According to WebMD, if you fret about everything from your health to whether there’ll be another terrorist attack, you could be worrying your life away. You probably already know that it’s affecting your mental health, but it’s also bad for your physical well-being. Worriers are more likely to have all kinds of health problems - including irritable bowel syndrome, nausea, fatigue, and aches and pains. So, here are some suggestions that’ll help you break the cycle and regain your life, from the Web MD experts:

  • Recognize that a little bit of worry can be a good thing. If there IS a threat, then there’s something to worry about. The question is, how much is too much. If your worry is interfering with your life and causing you to suffer - it’s too much.

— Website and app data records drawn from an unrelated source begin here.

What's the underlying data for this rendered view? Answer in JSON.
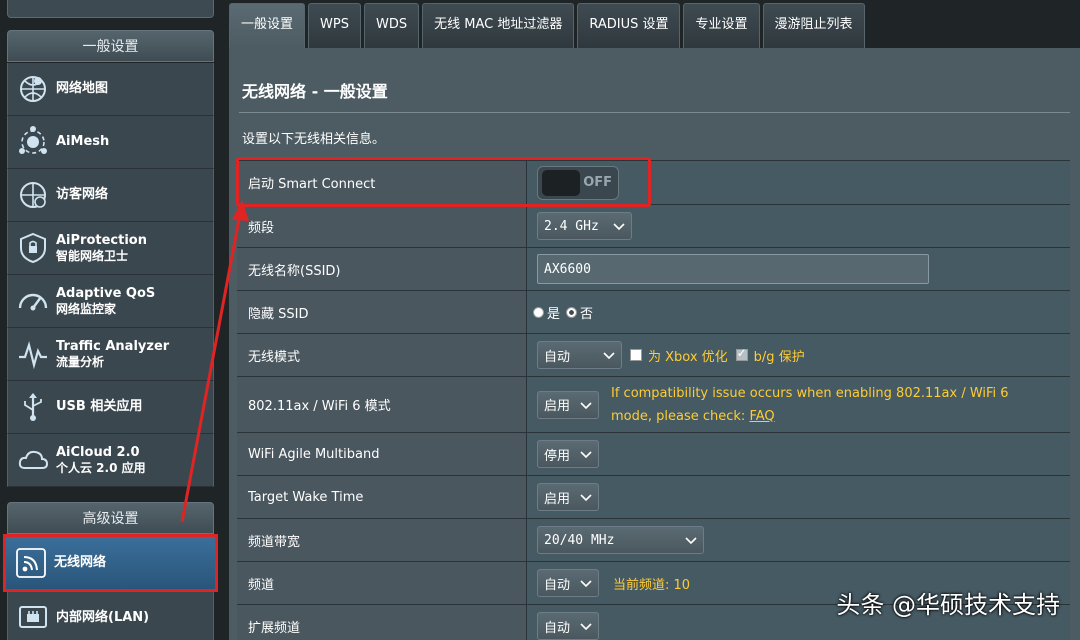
{
  "colors": {
    "panel": "#4d5b62",
    "value_cell": "#465a64",
    "highlight": "#e02424",
    "warning_text": "#ffcc33",
    "active_nav": "#2a557a"
  },
  "sidebar": {
    "general_header": "一般设置",
    "general_items": [
      {
        "icon": "network-map-icon",
        "l1": "网络地图",
        "l2": ""
      },
      {
        "icon": "aimesh-icon",
        "l1": "AiMesh",
        "l2": ""
      },
      {
        "icon": "guest-network-icon",
        "l1": "访客网络",
        "l2": ""
      },
      {
        "icon": "aiprotection-shield-icon",
        "l1": "AiProtection",
        "l2": "智能网络卫士"
      },
      {
        "icon": "qos-gauge-icon",
        "l1": "Adaptive QoS",
        "l2": "网络监控家"
      },
      {
        "icon": "traffic-analyzer-icon",
        "l1": "Traffic Analyzer",
        "l2": "流量分析"
      },
      {
        "icon": "usb-icon",
        "l1": "USB 相关应用",
        "l2": ""
      },
      {
        "icon": "aicloud-icon",
        "l1": "AiCloud 2.0",
        "l2": "个人云 2.0 应用"
      }
    ],
    "advanced_header": "高级设置",
    "advanced_items": [
      {
        "icon": "wireless-icon",
        "l1": "无线网络",
        "l2": ""
      },
      {
        "icon": "lan-icon",
        "l1": "内部网络(LAN)",
        "l2": ""
      }
    ]
  },
  "tabs": [
    "一般设置",
    "WPS",
    "WDS",
    "无线 MAC 地址过滤器",
    "RADIUS 设置",
    "专业设置",
    "漫游阻止列表"
  ],
  "page": {
    "title": "无线网络 - 一般设置",
    "description": "设置以下无线相关信息。"
  },
  "settings": {
    "smart_connect": {
      "label": "启动 Smart Connect",
      "state": "OFF"
    },
    "band": {
      "label": "频段",
      "value": "2.4 GHz"
    },
    "ssid": {
      "label": "无线名称(SSID)",
      "value": "AX6600"
    },
    "hide_ssid": {
      "label": "隐藏 SSID",
      "yes": "是",
      "no": "否"
    },
    "wireless_mode": {
      "label": "无线模式",
      "value": "自动",
      "xbox": "为 Xbox 优化",
      "bg": "b/g 保护"
    },
    "wifi6": {
      "label": "802.11ax / WiFi 6 模式",
      "value": "启用",
      "note": "If compatibility issue occurs when enabling 802.11ax / WiFi 6 mode, please check: ",
      "faq": "FAQ"
    },
    "agile": {
      "label": "WiFi Agile Multiband",
      "value": "停用"
    },
    "twt": {
      "label": "Target Wake Time",
      "value": "启用"
    },
    "bandwidth": {
      "label": "频道带宽",
      "value": "20/40 MHz"
    },
    "channel": {
      "label": "频道",
      "value": "自动",
      "current": "当前频道: 10"
    },
    "ext_channel": {
      "label": "扩展频道",
      "value": "自动"
    }
  },
  "watermark": "头条 @华硕技术支持"
}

  • Make a list of your worries and divide them into productive and unproductive. A productive worry is one you can do something about. For example, if you’re worried that airline fares will go up before your summer vacation, get online and make reservations now. That way you can get a good rate. Unproductive worries, on the other hand, are ones that you can’t do anything about. Losing sleep over the chance that you might get cancer is useless.
  • Remember - it’s never as bad as you think it’ll be. Most anxiety and worry is all about anticipation, and the “what ifs” are always worse than how you feel when something actually happens. Worriers actually tend to be good at handling problems. So, keep in mind that when something DOES come up, you’ll be able to cope.
  • Talk about the things that worry you. This can help you get to the root of your problem. People have a need to understand the causes of their anxiety - and if you dig deep enough, sometimes they’ll even go away for good.